“Whoever is happy to learn will become a master one day,” advises an old Persian proverb.
You’re in a constant state of learning and growth on your journey to becoming a master violinist. Learning what a “good” violin bow looks, feels, and sounds like is an essential step in your advancement. As your skills increase, you’ll put different demands on your bow and better recognize the differences.
The Aesthetics of a Good Bow
Can you tell if a violin bow is good or not just by looking at it, or just by how much it costs? Not necessarily. A good bow will look straight when viewed down the stick. Beyond elegant decorations on the frog and tip, or obvious signs of damage (such as warping, frayed/missing hairs, and cracks), you cannot tell if a bow is good or bad just by looking at it. You need to pick the bow up and engage with it!
- Brazilwood violin bows have a loose grain and look like they have light flecks on dark wood. Brazilwood is a general name for many types of wood.
- Pernambuco violin bows have a burnt reddish-orange color and in contrast to brazilwood, are denser and look like they have dark grain flecks on light wood. Pernambuco’s density makes it the ideal weight for the standard violin bow (60 grams) or cello bow (80 grams), notes Strings Magazine.

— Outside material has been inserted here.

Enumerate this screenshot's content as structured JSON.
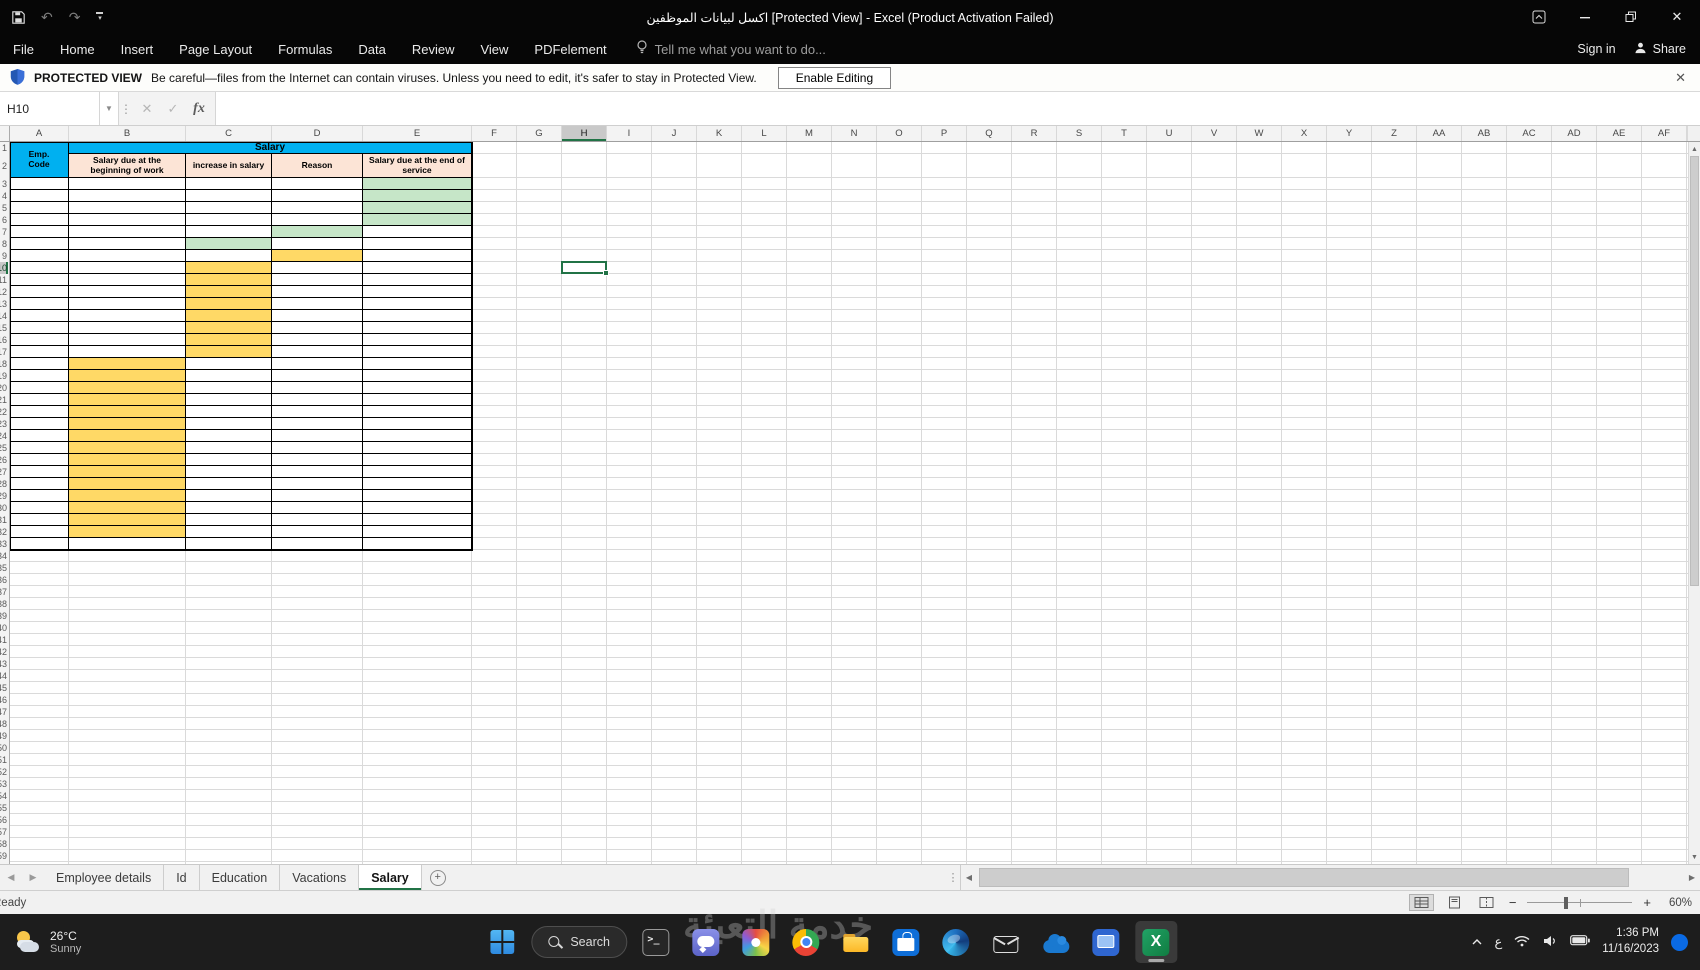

- Carbon fiber is a superior synthetic bow material (an organic polymer made of thin crystalline filaments, to be precise). As such, carbon fiber violin bows can be customized to the player’s specifications with no compromise in quality or durability. They can be shiny, matte, red, purple, silver, or gold–whatever you can imagine! Carbon fiber also won’t crack after years of use. It won’t warp if too many hairs break on one side. You’ll likely never need repairs on a carbon fiber bow.
The Feel of a Good Bow

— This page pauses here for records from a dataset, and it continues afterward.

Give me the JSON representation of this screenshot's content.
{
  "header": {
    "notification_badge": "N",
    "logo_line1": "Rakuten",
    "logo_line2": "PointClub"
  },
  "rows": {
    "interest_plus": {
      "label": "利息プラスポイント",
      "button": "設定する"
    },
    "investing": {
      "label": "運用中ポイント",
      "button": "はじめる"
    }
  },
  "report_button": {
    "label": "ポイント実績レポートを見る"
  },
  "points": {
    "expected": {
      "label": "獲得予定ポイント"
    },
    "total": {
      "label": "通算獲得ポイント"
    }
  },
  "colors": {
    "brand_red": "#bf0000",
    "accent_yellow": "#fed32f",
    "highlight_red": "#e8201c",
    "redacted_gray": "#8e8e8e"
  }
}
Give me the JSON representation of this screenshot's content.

Regardless of the material, a good violin bow should feel like an extension of your right hand. When you perform, you shouldn’t think about your bow because it flows so effortlessly and smoothly with you. A good violin bow should feel natural in your grasp and well balanced from tip to frog, with equal weight throughout.
The bow’s overall weight only slightly affects the comfort and efficiency a player experiences. Some players prefer a lighter bow, while others appreciate the heavier end of the spectrum. Provided a bow falls within the long-accepted norms of bow-making, its other characteristics will ultimately have more impact on its performance.
Violin bows generally range from 58-62 grams, viola bows from 68-72, cello bows from 78-82, and bass bows from 132-142 grams.
Play a variety of bowing styles when comparing bows, including legato, spiccato, etc., as doing so will help you note the subtle differences bow weights produce. A heavier bow will feel secure in a long bow stroke but will be harder to make jump in spiccato, notes Violinist Zlata Brouwer of the Violin Lounge. A lighter bow might feel very good to play with, but it can also feel nervous. In her experience, carbon fiber bows are the best of both worlds since they combine stiff and light, “making them easy to control and lively at the same time,” says Brouwer.
Pro tip: Does your bow feel sticky when it moves across the strings? There’s too much rosin! Please don’t use your fingers to wipe it off. Keep playing until the rosin wears down to the right amount, or gently wipe the bow with a clean, dry cotton cloth.
The Sound of a Good Bow
“The quality of your tone production can rely as much as 30% on the bow,” says Violinspiration.
Hearing the different sounds that different bows can produce on the same violin surprises less experienced players! Some differences are only heard by the violinists, while others can also be heard by the audience.
CodaBow customer Rhona R. purchased the Marquise GS to pair with her Luis and Clark carbon fiber bow and could immediately tell the difference in bows. She previously used a $4k German bow, but the sound match wasn’t exactly what she wanted. What happened when she played with the Marquise GS?
“Wow–was I blown away when I used this bow! Immediate response which brought out all the tonal qualities of the instrument–many I have never heard. I originally bought this to be a backup for my ‘better’ instrument/bow but now I have two equally strong sets! Totally amazing.”
Soft, supple violin bows tend to produce a broad and smooth sound, says Ifshin Violins. Strong, rigid bows make a brighter sound which can ultimately be one-dimensional and unsophisticated. The ideal violin bow draws the best from each, notes Ifshin.
A good violin bow should never sound squeaky, scratchy, or airy. It should not produce a faint, thin sound.
A good bow ultimately complements your violin and enhances instead of distracts from your instrument and song selection. It produces effortless, high-quality acoustics and rich tonality.
Bows That Go Beyond Good
CodaBow carbon fiber bows are better than good. They’re exceptional. Experience a carbon fiber bow’s look, feel, and sound for yourself with an easy in-home trial.